Perhaps the greatest gifts we can give our children toward their success in adulthood are a foundation of unconditional love, a sense that they have a purpose in this world, a value system to guide them, and a spiritual base as a perpetual source of hope.
Parents of special-needs children often take it day by day in their kids’ younger years because that’s the only way they can function. That may well be the appropriate strategy, but once their children reach the teen years, parents should begin to look at whether and to what extent their kids can become independent and self-supporting as adults—and help them prepare for that stage of life.
Adult children with autism, major mental and physical disabilities, and Down syndrome may be incapable of living independently, so parents must do whatever they can to ensure their children are protected and supported in their adult years by consulting with their physicians, therapists, teachers, and lawyers to determine their capabilities and vulnerabilities.
No parent wants to put limitations on a child, so if your child identifies a career path that seems overly ambitious or beyond reach, it might work best to guide him to develop a backup plan and help him pick up the necessary skills and knowledge. Prepare yourself for the day when your child declares independence and takes flight. The adult you raised just might amaze you.
Keep the Bonds of Marriage Strong
One of the most harmful things parents of a disabled child can do is to neglect their marriage. Your child needs a solid family foundation of support and love—and you need each other to be sources of strength. Frustrations and tensions can easily escalate in a household with a special-needs child, so open communication and expressed feelings are vitally important.
We found it helpful from time to time to go off together and remember why we married in the first place. There is no shame in making the most of available resources, including family, friends, ministers, therapists, psychologists, support groups, and government agencies. If you need help to keep your marriage strong, ask for it!
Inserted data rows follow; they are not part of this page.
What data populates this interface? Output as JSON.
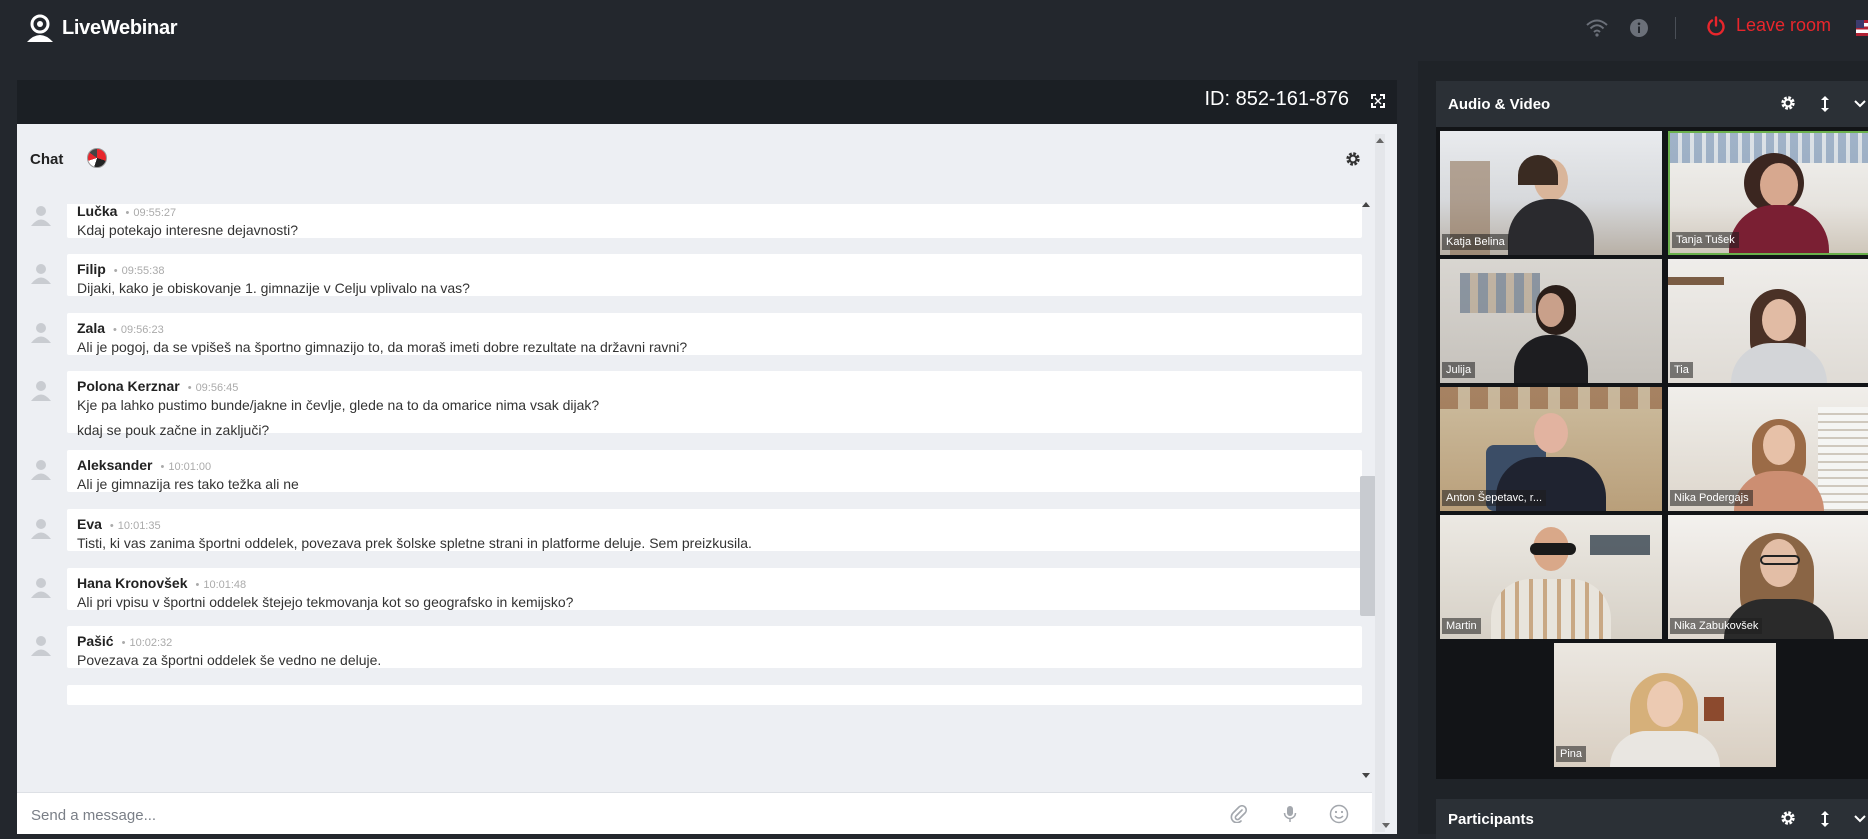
{
  "app": {
    "brand": "LiveWebinar"
  },
  "topbar": {
    "leave_label": "Leave room"
  },
  "stage": {
    "meeting_id": "ID: 852-161-876"
  },
  "chat": {
    "title": "Chat",
    "input_placeholder": "Send a message...",
    "messages": [
      {
        "name": "Lučka",
        "time": "09:55:27",
        "text": "Kdaj potekajo interesne dejavnosti?"
      },
      {
        "name": "Filip",
        "time": "09:55:38",
        "text": "Dijaki, kako je obiskovanje 1. gimnazije v Celju vplivalo na vas?"
      },
      {
        "name": "Zala",
        "time": "09:56:23",
        "text": "Ali je pogoj, da se vpišeš na športno gimnazijo to, da moraš imeti dobre rezultate na državni ravni?"
      },
      {
        "name": "Polona Kerznar",
        "time": "09:56:45",
        "text": "Kje pa lahko pustimo bunde/jakne in čevlje, glede na to da omarice nima vsak dijak?",
        "text2": "kdaj se pouk začne in zaključi?"
      },
      {
        "name": "Aleksander",
        "time": "10:01:00",
        "text": "Ali je gimnazija res tako težka ali ne"
      },
      {
        "name": "Eva",
        "time": "10:01:35",
        "text": "Tisti, ki vas zanima športni oddelek, povezava prek šolske spletne strani in platforme deluje. Sem preizkusila."
      },
      {
        "name": "Hana Kronovšek",
        "time": "10:01:48",
        "text": "Ali pri vpisu v športni oddelek štejejo tekmovanja kot so geografsko in kemijsko?"
      },
      {
        "name": "Pašić",
        "time": "10:02:32",
        "text": "Povezava za športni oddelek še vedno ne deluje."
      }
    ]
  },
  "av": {
    "title": "Audio & Video",
    "tiles": [
      {
        "name": "Katja Belina"
      },
      {
        "name": "Tanja Tušek"
      },
      {
        "name": "Julija"
      },
      {
        "name": "Tia"
      },
      {
        "name": "Anton Šepetavc, r..."
      },
      {
        "name": "Nika Podergajs"
      },
      {
        "name": "Martin"
      },
      {
        "name": "Nika Zabukovšek"
      },
      {
        "name": "Pina"
      }
    ]
  },
  "participants": {
    "title": "Participants"
  },
  "colors": {
    "leave": "#e8262c",
    "topbar": "#23272d",
    "chat_bg": "#edeff3",
    "active_speaker": "#6ab04c"
  }
}
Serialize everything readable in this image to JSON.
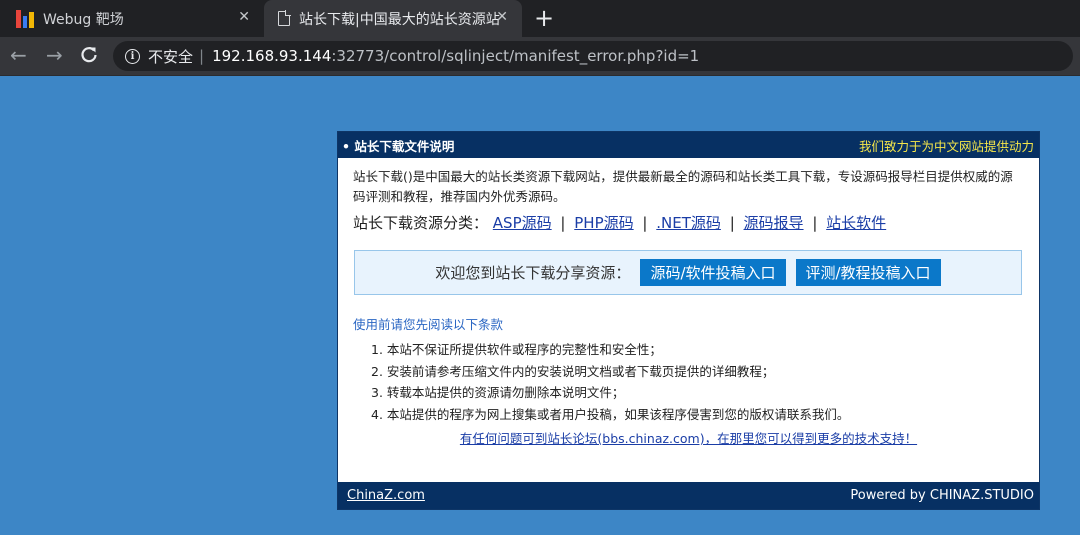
{
  "browser": {
    "tabs": [
      {
        "title": "Webug 靶场",
        "close": "✕"
      },
      {
        "title": "站长下载|中国最大的站长资源站",
        "close": "✕"
      }
    ],
    "new_tab": "+",
    "nav": {
      "back": "←",
      "forward": "→",
      "reload": "C"
    },
    "address": {
      "security_label": "不安全",
      "host": "192.168.93.144",
      "rest": ":32773/control/sqlinject/manifest_error.php?id=1"
    }
  },
  "panel": {
    "title": "• 站长下载文件说明",
    "slogan": "我们致力于为中文网站提供动力",
    "intro": "站长下载()是中国最大的站长类资源下载网站，提供最新最全的源码和站长类工具下载，专设源码报导栏目提供权威的源码评测和教程，推荐国内外优秀源码。",
    "category_label": "站长下载资源分类：",
    "categories": [
      "ASP源码",
      "PHP源码",
      ".NET源码",
      "源码报导",
      "站长软件"
    ],
    "category_separator": "|",
    "welcome_text": "欢迎您到站长下载分享资源：",
    "buttons": [
      "源码/软件投稿入口",
      "评测/教程投稿入口"
    ],
    "notice_title": "使用前请您先阅读以下条款",
    "notices": [
      "1. 本站不保证所提供软件或程序的完整性和安全性；",
      "2. 安装前请参考压缩文件内的安装说明文档或者下载页提供的详细教程；",
      "3. 转载本站提供的资源请勿删除本说明文件；",
      "4. 本站提供的程序为网上搜集或者用户投稿，如果该程序侵害到您的版权请联系我们。"
    ],
    "help_link": "有任何问题可到站长论坛(bbs.chinaz.com)，在那里您可以得到更多的技术支持！",
    "footer_left": "ChinaZ.com",
    "footer_right": "Powered by CHINAZ.STUDIO"
  },
  "colors": {
    "page_background": "#3d86c6",
    "panel_header": "#073063",
    "slogan": "#f5e64a",
    "button": "#0b78c9"
  }
}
Laughing at yourselves and life’s craziness is a great way to lighten the load. We recommend fun family times, fun friends, and funny movies in large doses.